■ **Supplied entries**:
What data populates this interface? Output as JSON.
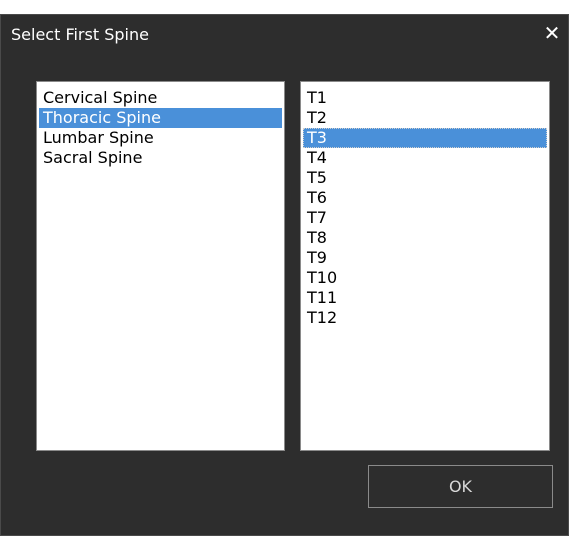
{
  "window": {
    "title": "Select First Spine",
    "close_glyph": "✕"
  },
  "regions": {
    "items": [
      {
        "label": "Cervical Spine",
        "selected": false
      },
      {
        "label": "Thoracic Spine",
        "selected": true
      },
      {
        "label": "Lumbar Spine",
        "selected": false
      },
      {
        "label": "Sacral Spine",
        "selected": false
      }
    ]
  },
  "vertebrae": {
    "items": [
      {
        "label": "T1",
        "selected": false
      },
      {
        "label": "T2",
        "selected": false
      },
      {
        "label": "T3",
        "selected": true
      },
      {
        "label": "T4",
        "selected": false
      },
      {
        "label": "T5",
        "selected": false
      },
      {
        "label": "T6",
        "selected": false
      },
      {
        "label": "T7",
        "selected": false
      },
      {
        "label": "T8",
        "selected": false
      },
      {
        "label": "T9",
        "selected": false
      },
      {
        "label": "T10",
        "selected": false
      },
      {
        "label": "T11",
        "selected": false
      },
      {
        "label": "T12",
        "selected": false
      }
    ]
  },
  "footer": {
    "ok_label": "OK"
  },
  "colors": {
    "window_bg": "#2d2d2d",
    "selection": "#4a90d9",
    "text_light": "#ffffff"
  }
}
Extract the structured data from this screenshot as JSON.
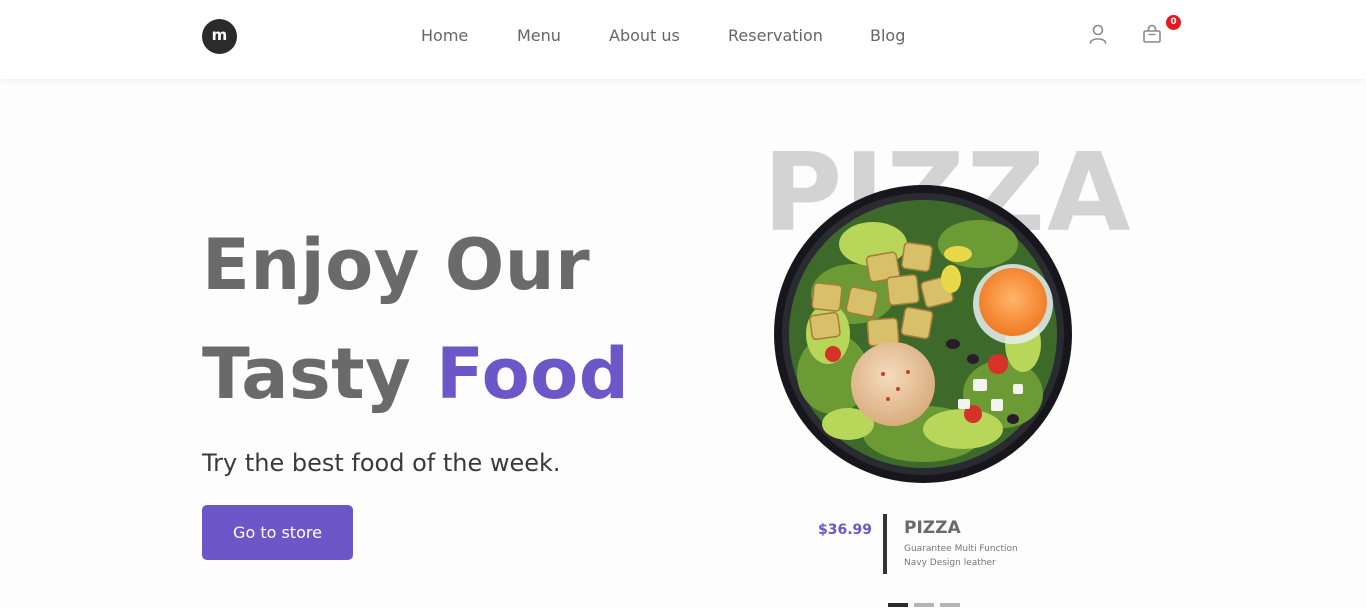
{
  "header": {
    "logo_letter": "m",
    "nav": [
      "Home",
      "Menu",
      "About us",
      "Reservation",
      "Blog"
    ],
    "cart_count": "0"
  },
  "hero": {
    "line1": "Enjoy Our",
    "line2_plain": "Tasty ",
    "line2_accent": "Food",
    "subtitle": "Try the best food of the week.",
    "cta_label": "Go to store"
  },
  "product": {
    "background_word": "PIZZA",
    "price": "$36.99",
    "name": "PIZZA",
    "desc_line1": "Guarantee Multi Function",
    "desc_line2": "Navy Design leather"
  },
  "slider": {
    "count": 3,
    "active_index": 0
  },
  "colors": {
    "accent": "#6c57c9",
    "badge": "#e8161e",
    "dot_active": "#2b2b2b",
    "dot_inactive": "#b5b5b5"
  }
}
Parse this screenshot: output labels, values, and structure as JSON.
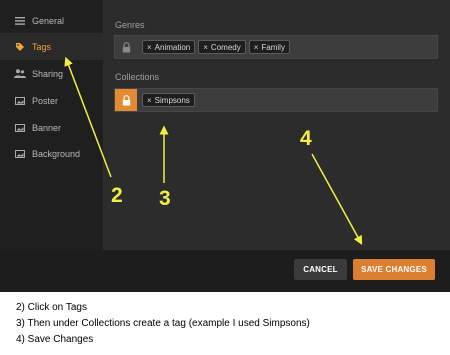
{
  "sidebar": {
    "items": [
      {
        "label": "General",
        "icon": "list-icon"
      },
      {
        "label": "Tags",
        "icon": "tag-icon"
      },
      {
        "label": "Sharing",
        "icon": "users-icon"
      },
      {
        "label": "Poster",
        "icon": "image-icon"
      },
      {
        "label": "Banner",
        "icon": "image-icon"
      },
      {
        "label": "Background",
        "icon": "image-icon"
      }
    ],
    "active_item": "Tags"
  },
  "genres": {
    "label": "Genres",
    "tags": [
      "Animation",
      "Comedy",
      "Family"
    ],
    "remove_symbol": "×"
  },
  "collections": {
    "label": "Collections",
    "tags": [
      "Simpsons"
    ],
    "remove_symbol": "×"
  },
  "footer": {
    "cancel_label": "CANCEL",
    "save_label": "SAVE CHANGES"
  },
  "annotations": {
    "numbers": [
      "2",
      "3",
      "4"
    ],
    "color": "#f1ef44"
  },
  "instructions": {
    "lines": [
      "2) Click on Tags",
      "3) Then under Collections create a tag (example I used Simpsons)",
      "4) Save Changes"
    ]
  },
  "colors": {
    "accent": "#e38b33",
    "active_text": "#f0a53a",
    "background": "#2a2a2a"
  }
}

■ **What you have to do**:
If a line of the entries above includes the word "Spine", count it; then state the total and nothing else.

■ **Exercise solution**:
5